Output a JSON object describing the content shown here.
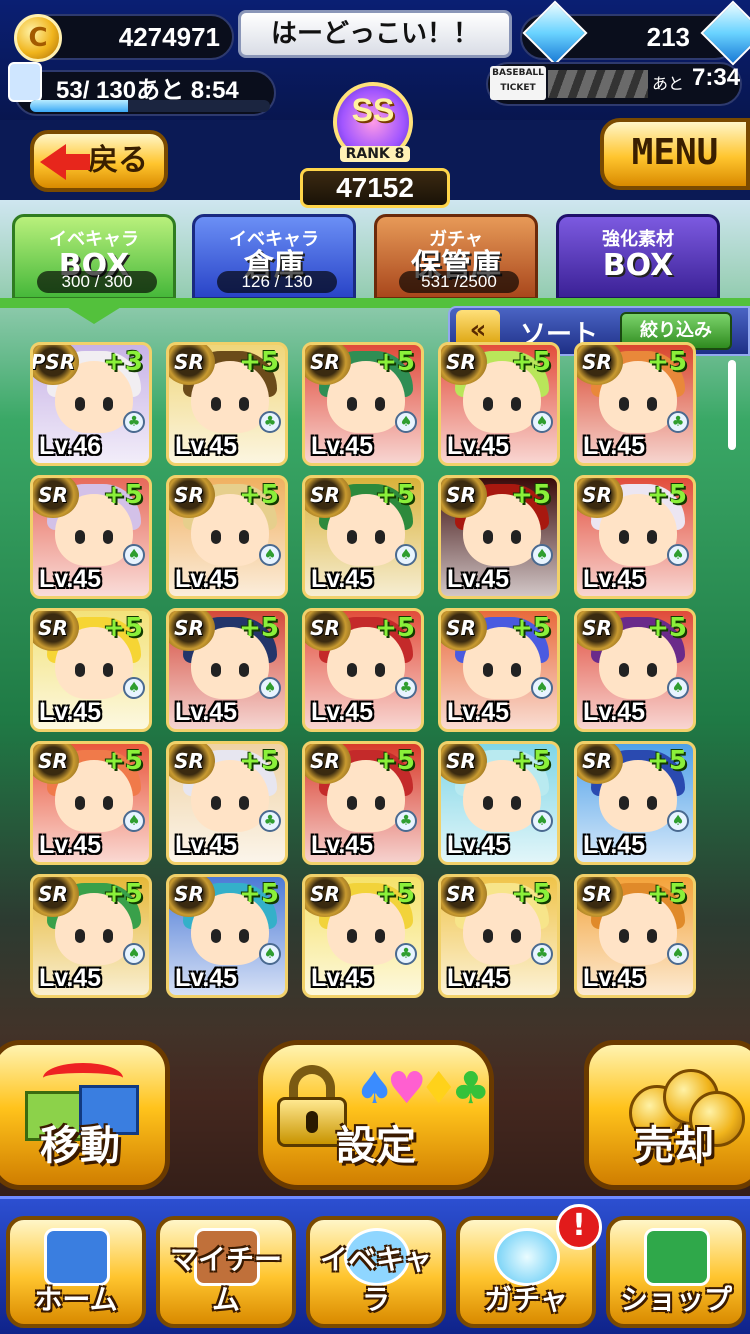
{
  "header": {
    "coins": "4274971",
    "coin_icon_glyph": "C",
    "player_name": "はーどっこい！！",
    "gems": "213",
    "stamina": "53/ 130あと 8:54",
    "stamina_fill": 0.41,
    "ticket_label_top": "BASEBALL",
    "ticket_label_bottom": "TICKET",
    "ticket_time_label": "あと",
    "ticket_time": "7:34",
    "rank_grade": "SS",
    "rank_word": "RANK",
    "rank_level": "8",
    "rank_score": "47152",
    "back_label": "戻る",
    "menu_label": "MENU"
  },
  "tabs": [
    {
      "line1": "イベキャラ",
      "line2": "BOX",
      "count": "300 / 300",
      "active": true
    },
    {
      "line1": "イベキャラ",
      "line2": "倉庫",
      "count": "126 / 130",
      "active": false
    },
    {
      "line1": "ガチャ",
      "line2": "保管庫",
      "count": "531 /2500",
      "active": false
    },
    {
      "line1": "強化素材",
      "line2": "BOX",
      "count": "",
      "active": false
    }
  ],
  "sort": {
    "arrows": "«",
    "label": "ソート",
    "filter": "絞り込みOFF"
  },
  "cards": [
    {
      "rarity": "PSR",
      "plus": "+3",
      "level": "Lv.46",
      "suit": "♣",
      "hair": "#f1eef2",
      "bg": "#c7b2e6"
    },
    {
      "rarity": "SR",
      "plus": "+5",
      "level": "Lv.45",
      "suit": "♣",
      "hair": "#6b4b1a",
      "bg": "#f0d67a"
    },
    {
      "rarity": "SR",
      "plus": "+5",
      "level": "Lv.45",
      "suit": "♠",
      "hair": "#2f8e54",
      "bg": "#e04a3a"
    },
    {
      "rarity": "SR",
      "plus": "+5",
      "level": "Lv.45",
      "suit": "♠",
      "hair": "#b9e65a",
      "bg": "#e24d3b"
    },
    {
      "rarity": "SR",
      "plus": "+5",
      "level": "Lv.45",
      "suit": "♣",
      "hair": "#e9883a",
      "bg": "#d9462e"
    },
    {
      "rarity": "SR",
      "plus": "+5",
      "level": "Lv.45",
      "suit": "♠",
      "hair": "#d3c1e8",
      "bg": "#e76a5a"
    },
    {
      "rarity": "SR",
      "plus": "+5",
      "level": "Lv.45",
      "suit": "♠",
      "hair": "#e6cf8c",
      "bg": "#f0b060"
    },
    {
      "rarity": "SR",
      "plus": "+5",
      "level": "Lv.45",
      "suit": "♠",
      "hair": "#2d8a3c",
      "bg": "#d9b23a"
    },
    {
      "rarity": "SR",
      "plus": "+5",
      "level": "Lv.45",
      "suit": "♠",
      "hair": "#a8180f",
      "bg": "#3a0a0a"
    },
    {
      "rarity": "SR",
      "plus": "+5",
      "level": "Lv.45",
      "suit": "♠",
      "hair": "#ece6f2",
      "bg": "#e24d3b"
    },
    {
      "rarity": "SR",
      "plus": "+5",
      "level": "Lv.45",
      "suit": "♠",
      "hair": "#f6d534",
      "bg": "#f3e27a"
    },
    {
      "rarity": "SR",
      "plus": "+5",
      "level": "Lv.45",
      "suit": "♠",
      "hair": "#23356a",
      "bg": "#d4493a"
    },
    {
      "rarity": "SR",
      "plus": "+5",
      "level": "Lv.45",
      "suit": "♣",
      "hair": "#c42a2a",
      "bg": "#e24d3b"
    },
    {
      "rarity": "SR",
      "plus": "+5",
      "level": "Lv.45",
      "suit": "♠",
      "hair": "#4a5be0",
      "bg": "#e86a3c"
    },
    {
      "rarity": "SR",
      "plus": "+5",
      "level": "Lv.45",
      "suit": "♠",
      "hair": "#6a2a8a",
      "bg": "#e04a3a"
    },
    {
      "rarity": "SR",
      "plus": "+5",
      "level": "Lv.45",
      "suit": "♠",
      "hair": "#f07a4a",
      "bg": "#e9573c"
    },
    {
      "rarity": "SR",
      "plus": "+5",
      "level": "Lv.45",
      "suit": "♣",
      "hair": "#e7e6f0",
      "bg": "#efd2a4"
    },
    {
      "rarity": "SR",
      "plus": "+5",
      "level": "Lv.45",
      "suit": "♣",
      "hair": "#c42a2a",
      "bg": "#d83a2a"
    },
    {
      "rarity": "SR",
      "plus": "+5",
      "level": "Lv.45",
      "suit": "♠",
      "hair": "#b9eaf0",
      "bg": "#7fd6e6"
    },
    {
      "rarity": "SR",
      "plus": "+5",
      "level": "Lv.45",
      "suit": "♠",
      "hair": "#2a4ab0",
      "bg": "#4fa0e8"
    },
    {
      "rarity": "SR",
      "plus": "+5",
      "level": "Lv.45",
      "suit": "♠",
      "hair": "#39a04a",
      "bg": "#e6b838"
    },
    {
      "rarity": "SR",
      "plus": "+5",
      "level": "Lv.45",
      "suit": "♠",
      "hair": "#34b0c9",
      "bg": "#4c7ad6"
    },
    {
      "rarity": "SR",
      "plus": "+5",
      "level": "Lv.45",
      "suit": "♣",
      "hair": "#f2d33a",
      "bg": "#f6e26a"
    },
    {
      "rarity": "SR",
      "plus": "+5",
      "level": "Lv.45",
      "suit": "♣",
      "hair": "#f7e58a",
      "bg": "#f0c44a"
    },
    {
      "rarity": "SR",
      "plus": "+5",
      "level": "Lv.45",
      "suit": "♠",
      "hair": "#e08a2a",
      "bg": "#f3a33a"
    }
  ],
  "actions": {
    "move": "移動",
    "set": "設定",
    "sell": "売却",
    "set_suits": [
      "♠",
      "♥",
      "♦",
      "♣"
    ]
  },
  "nav": [
    {
      "label": "ホーム",
      "icon": "home-icon"
    },
    {
      "label": "マイチーム",
      "icon": "team-icon"
    },
    {
      "label": "イベキャラ",
      "icon": "event-character-icon"
    },
    {
      "label": "ガチャ",
      "icon": "gacha-icon"
    },
    {
      "label": "ショップ",
      "icon": "shop-icon"
    }
  ],
  "gacha_alert": "!",
  "colors": {
    "accent_gold": "#ffc52e",
    "nav_blue": "#2c4fd1",
    "tab_green": "#53c13c"
  }
}
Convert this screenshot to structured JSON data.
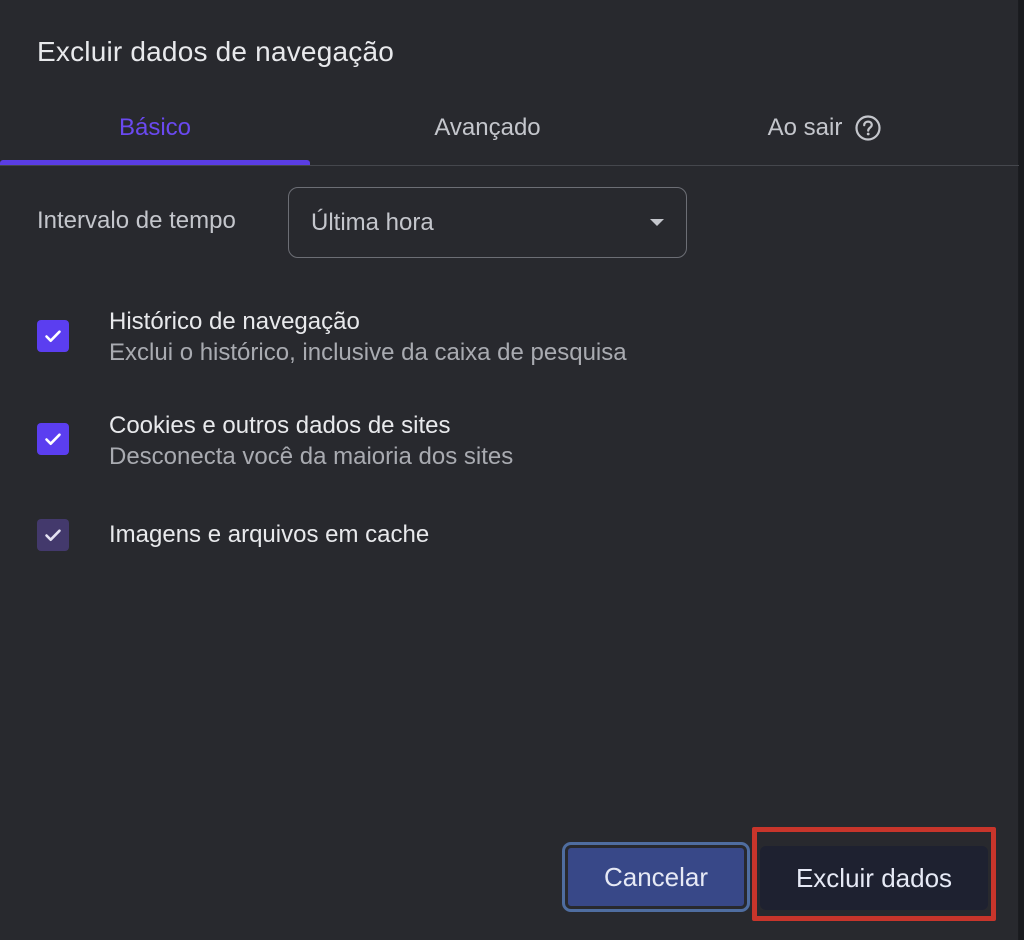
{
  "dialog": {
    "title": "Excluir dados de navegação"
  },
  "tabs": [
    {
      "label": "Básico",
      "active": true
    },
    {
      "label": "Avançado",
      "active": false
    },
    {
      "label": "Ao sair",
      "active": false,
      "icon": "help-circle-icon"
    }
  ],
  "time_range": {
    "label": "Intervalo de tempo",
    "value": "Última hora"
  },
  "options": [
    {
      "title": "Histórico de navegação",
      "subtitle": "Exclui o histórico, inclusive da caixa de pesquisa",
      "checked": true
    },
    {
      "title": "Cookies e outros dados de sites",
      "subtitle": "Desconecta você da maioria dos sites",
      "checked": true
    },
    {
      "title": "Imagens e arquivos em cache",
      "checked": true
    }
  ],
  "buttons": {
    "cancel": "Cancelar",
    "delete": "Excluir dados"
  },
  "colors": {
    "accent": "#5b3ef0",
    "highlight": "#c8352b",
    "background": "#28292e"
  }
}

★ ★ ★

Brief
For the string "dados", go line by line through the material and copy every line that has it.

Answer for this exercise
    "title": "Excluir dados de navegação"
      "title": "Cookies e outros dados de sites",
    "delete": "Excluir dados"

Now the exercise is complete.